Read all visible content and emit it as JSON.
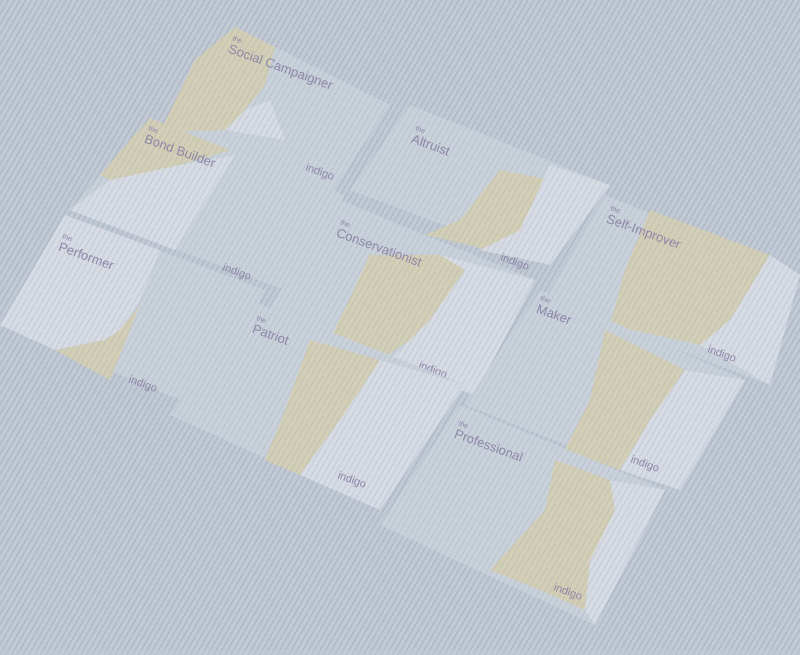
{
  "colors": {
    "background": "#c0c9d4",
    "card_base": "#c9d1da",
    "card_light": "#d6dbe4",
    "card_accent": "#d3cfb6",
    "text": "#8f86a8"
  },
  "cards": [
    {
      "prefix": "the",
      "title": "Social Campaigner",
      "brand": "indigo"
    },
    {
      "prefix": "the",
      "title": "Altruist",
      "brand": ""
    },
    {
      "prefix": "the",
      "title": "Bond Builder",
      "brand": "indigo"
    },
    {
      "prefix": "the",
      "title": "Performer",
      "brand": "indigo"
    },
    {
      "prefix": "the",
      "title": "Conservationist",
      "brand": "indigo"
    },
    {
      "prefix": "the",
      "title": "Self-Improver",
      "brand": "indigo"
    },
    {
      "prefix": "the",
      "title": "Patriot",
      "brand": "indigo"
    },
    {
      "prefix": "the",
      "title": "Maker",
      "brand": "indigo"
    },
    {
      "prefix": "the",
      "title": "Professional",
      "brand": "indigo"
    }
  ],
  "extra_brands": [
    "indigo",
    "indigo"
  ]
}
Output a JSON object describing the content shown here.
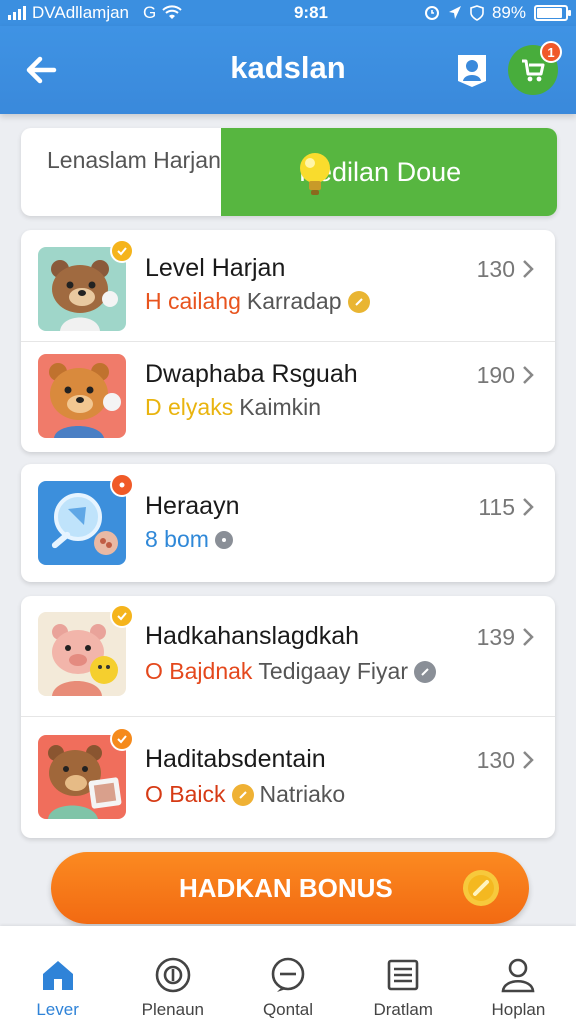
{
  "status_bar": {
    "carrier": "DVAdllamjan",
    "network": "G",
    "time": "9:81",
    "battery": "89%",
    "battery_level": 0.89
  },
  "header": {
    "title": "kadslan",
    "back_icon": "arrow-left-icon",
    "profile_icon": "person-icon",
    "cart_icon": "cart-icon",
    "cart_badge": "1"
  },
  "banner": {
    "left_text": "Lenaslam Harjan",
    "right_text": "Kedilan Doue",
    "right_icon": "lightbulb-icon"
  },
  "lists": [
    {
      "items": [
        {
          "title": "Level Harjan",
          "tag": "H cailahg",
          "tag_color": "#e8541e",
          "rest": "Karradap",
          "count": "130"
        },
        {
          "title": "Dwaphaba Rsguah",
          "tag": "D elyaks",
          "tag_color": "#e9b40f",
          "rest": "Kaimkin",
          "count": "190"
        }
      ]
    },
    {
      "items": [
        {
          "title": "Heraayn",
          "tag": "8 bom",
          "tag_color": "#2f88d8",
          "rest": "",
          "count": "115"
        }
      ]
    },
    {
      "items": [
        {
          "title": "Hadkahanslagdkah",
          "tag": "O Bajdnak",
          "tag_color": "#e4481c",
          "rest": "Tedigaay Fiyar",
          "count": "139"
        },
        {
          "title": "Haditabsdentain",
          "tag": "O Baick",
          "tag_color": "#d63a14",
          "rest": "Natriako",
          "count": "130"
        }
      ]
    }
  ],
  "bonus_button": {
    "label": "HADKAN BONUS"
  },
  "bottom_nav": [
    {
      "label": "Lever",
      "icon": "home-icon",
      "active": true
    },
    {
      "label": "Plenaun",
      "icon": "coin-icon",
      "active": false
    },
    {
      "label": "Qontal",
      "icon": "chat-icon",
      "active": false
    },
    {
      "label": "Dratlam",
      "icon": "list-icon",
      "active": false
    },
    {
      "label": "Hoplan",
      "icon": "user-icon",
      "active": false
    }
  ],
  "colors": {
    "primary": "#3b8fe0",
    "accent_green": "#57b640",
    "bonus_orange": "#f47a18"
  }
}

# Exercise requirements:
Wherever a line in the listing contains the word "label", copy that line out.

# Answer box:
    "label": "HADKAN BONUS"
      "label": "Lever",
      "label": "Plenaun",
      "label": "Qontal",
      "label": "Dratlam",
      "label": "Hoplan",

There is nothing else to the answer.